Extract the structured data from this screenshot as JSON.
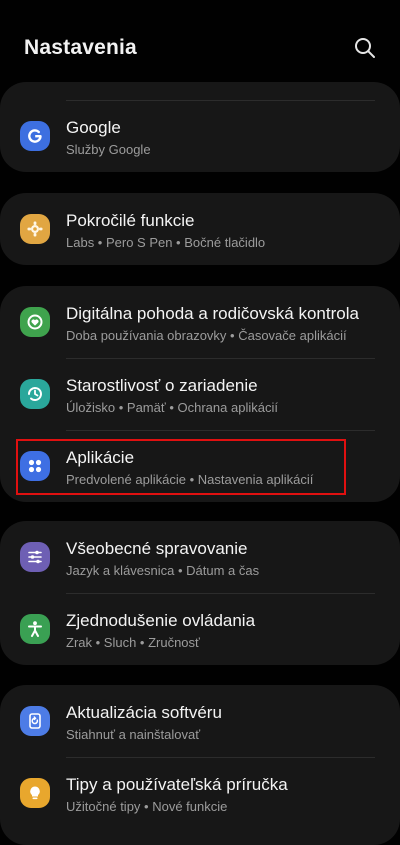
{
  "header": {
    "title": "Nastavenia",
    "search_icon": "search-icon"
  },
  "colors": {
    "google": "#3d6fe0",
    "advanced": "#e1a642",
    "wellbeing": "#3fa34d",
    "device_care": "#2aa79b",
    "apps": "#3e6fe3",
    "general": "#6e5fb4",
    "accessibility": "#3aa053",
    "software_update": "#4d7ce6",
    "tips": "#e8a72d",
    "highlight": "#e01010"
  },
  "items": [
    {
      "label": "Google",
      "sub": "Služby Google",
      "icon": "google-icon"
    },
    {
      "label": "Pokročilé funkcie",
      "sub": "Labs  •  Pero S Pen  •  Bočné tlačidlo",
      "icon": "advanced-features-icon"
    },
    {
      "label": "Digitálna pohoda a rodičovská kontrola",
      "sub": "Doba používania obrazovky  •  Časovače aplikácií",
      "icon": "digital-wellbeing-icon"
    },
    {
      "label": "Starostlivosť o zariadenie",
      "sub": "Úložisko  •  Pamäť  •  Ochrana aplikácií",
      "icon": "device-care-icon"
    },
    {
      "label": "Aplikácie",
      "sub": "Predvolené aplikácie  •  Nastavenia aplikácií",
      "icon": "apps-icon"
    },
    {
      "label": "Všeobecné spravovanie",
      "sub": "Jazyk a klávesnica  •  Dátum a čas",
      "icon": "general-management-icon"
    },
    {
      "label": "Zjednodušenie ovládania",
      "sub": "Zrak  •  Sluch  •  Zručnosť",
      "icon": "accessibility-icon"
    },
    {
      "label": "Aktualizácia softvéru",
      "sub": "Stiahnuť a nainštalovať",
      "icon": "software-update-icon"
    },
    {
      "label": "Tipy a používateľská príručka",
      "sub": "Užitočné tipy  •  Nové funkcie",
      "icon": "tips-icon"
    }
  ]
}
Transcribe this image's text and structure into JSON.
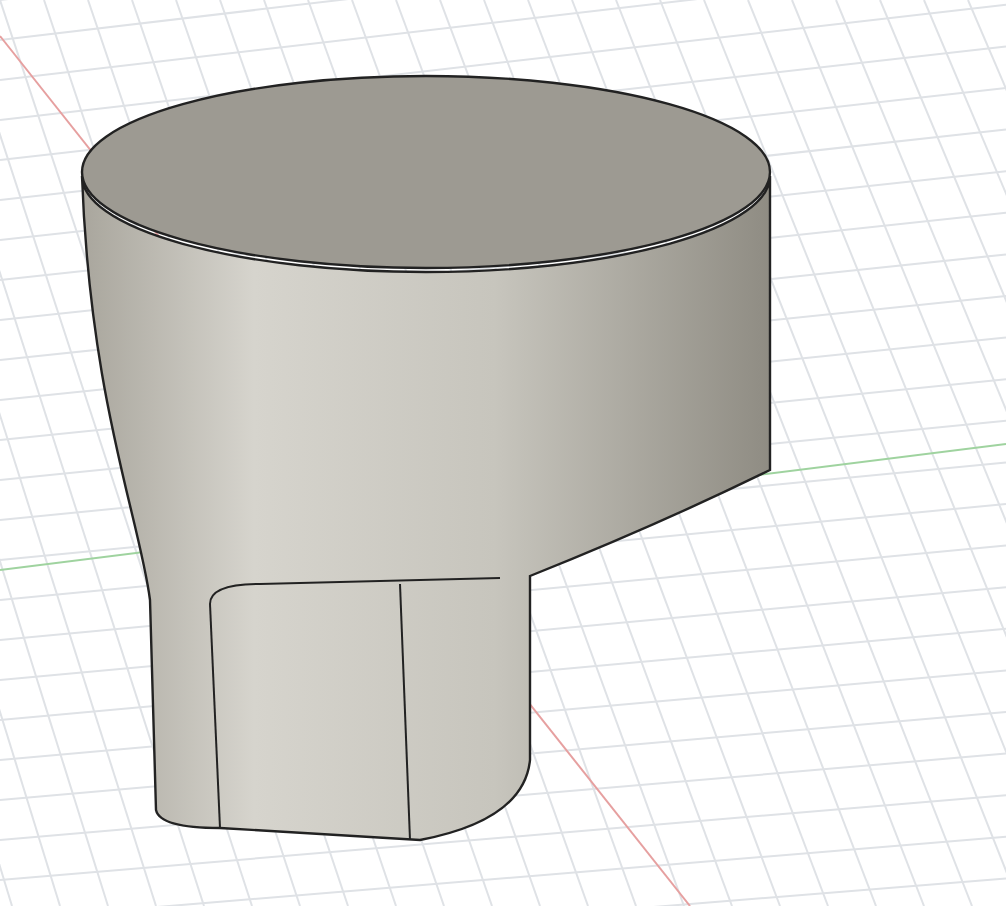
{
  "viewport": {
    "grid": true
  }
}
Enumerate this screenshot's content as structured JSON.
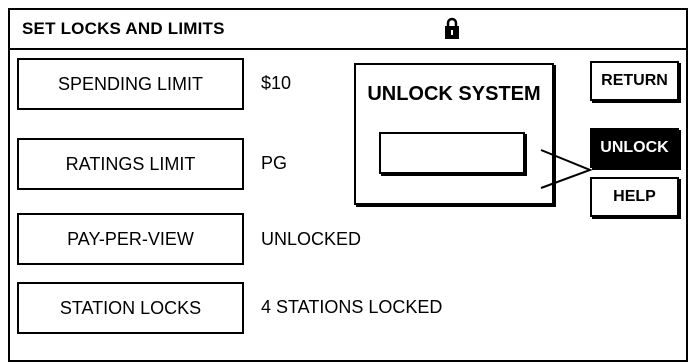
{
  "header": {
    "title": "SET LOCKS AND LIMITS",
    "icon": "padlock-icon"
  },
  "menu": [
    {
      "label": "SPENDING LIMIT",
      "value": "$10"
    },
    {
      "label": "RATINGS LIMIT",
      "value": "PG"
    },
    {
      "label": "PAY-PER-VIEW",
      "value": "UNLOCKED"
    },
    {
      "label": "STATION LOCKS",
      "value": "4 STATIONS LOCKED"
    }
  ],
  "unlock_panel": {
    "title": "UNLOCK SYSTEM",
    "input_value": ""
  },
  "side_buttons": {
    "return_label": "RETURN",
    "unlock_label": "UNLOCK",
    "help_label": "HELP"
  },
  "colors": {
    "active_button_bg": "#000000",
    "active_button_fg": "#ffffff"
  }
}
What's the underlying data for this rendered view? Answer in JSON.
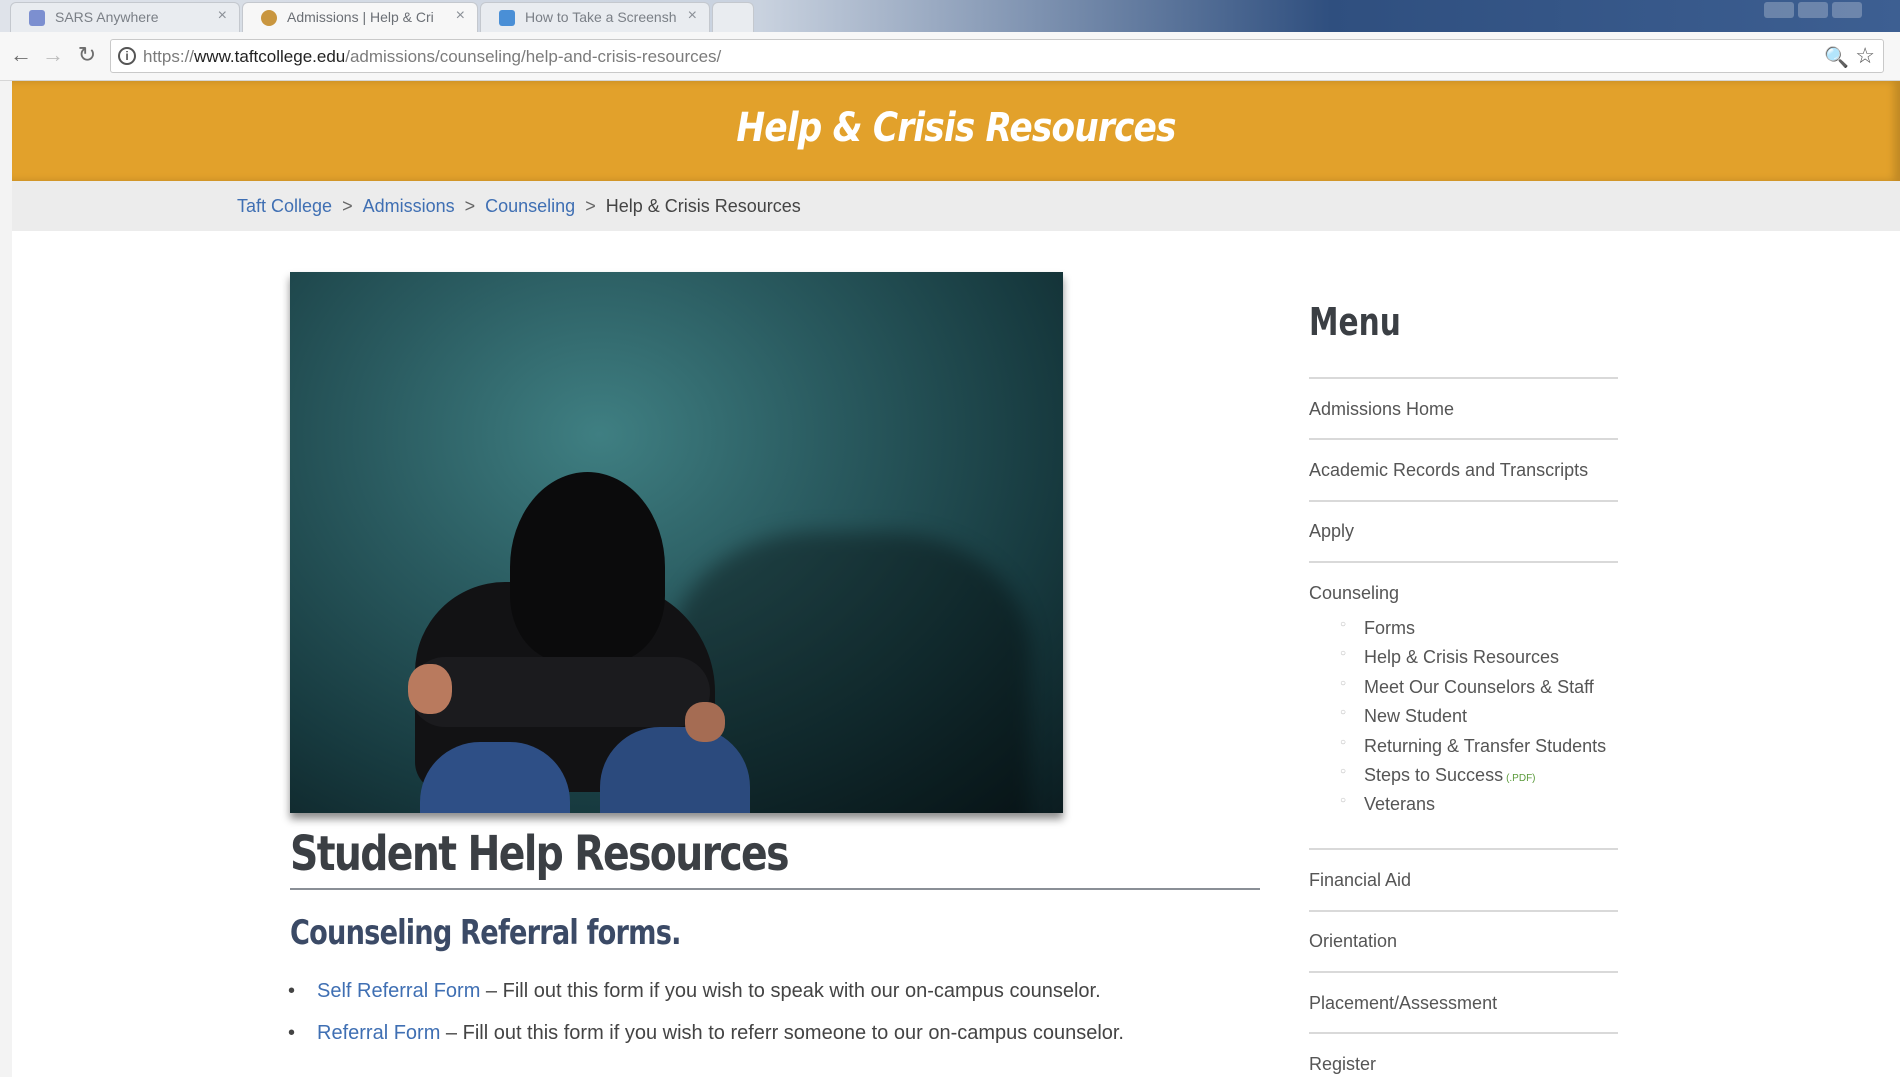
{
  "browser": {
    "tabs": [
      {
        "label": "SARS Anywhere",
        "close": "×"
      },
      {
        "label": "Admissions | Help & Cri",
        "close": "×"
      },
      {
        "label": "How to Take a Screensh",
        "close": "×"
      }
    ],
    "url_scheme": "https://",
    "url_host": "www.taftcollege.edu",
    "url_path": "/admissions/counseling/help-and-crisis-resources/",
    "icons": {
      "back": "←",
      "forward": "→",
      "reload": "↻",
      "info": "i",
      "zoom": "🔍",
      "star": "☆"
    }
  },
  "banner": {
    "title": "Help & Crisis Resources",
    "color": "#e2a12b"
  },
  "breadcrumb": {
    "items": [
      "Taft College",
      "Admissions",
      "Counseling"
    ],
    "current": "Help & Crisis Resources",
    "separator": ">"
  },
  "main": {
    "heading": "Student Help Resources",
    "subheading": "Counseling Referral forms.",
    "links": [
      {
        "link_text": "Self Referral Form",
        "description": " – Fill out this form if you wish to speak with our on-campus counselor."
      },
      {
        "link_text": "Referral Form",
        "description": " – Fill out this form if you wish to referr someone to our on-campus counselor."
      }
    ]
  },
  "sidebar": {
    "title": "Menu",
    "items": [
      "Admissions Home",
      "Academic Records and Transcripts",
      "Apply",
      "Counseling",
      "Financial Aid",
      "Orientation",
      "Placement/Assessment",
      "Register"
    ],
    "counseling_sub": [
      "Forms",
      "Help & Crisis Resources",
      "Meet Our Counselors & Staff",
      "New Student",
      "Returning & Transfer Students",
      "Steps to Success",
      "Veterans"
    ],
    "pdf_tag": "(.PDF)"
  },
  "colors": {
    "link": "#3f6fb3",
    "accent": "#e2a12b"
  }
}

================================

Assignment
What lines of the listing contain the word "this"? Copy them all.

Written answer
Extract the structured data from this screenshot as JSON.
Transcribe this image's text and structure into JSON.
Enumerate this screenshot's content as structured JSON.
What's the underlying data for this rendered view? Answer in JSON.
        "description": " – Fill out this form if you wish to speak with our on-campus counselor."
        "description": " – Fill out this form if you wish to referr someone to our on-campus counselor."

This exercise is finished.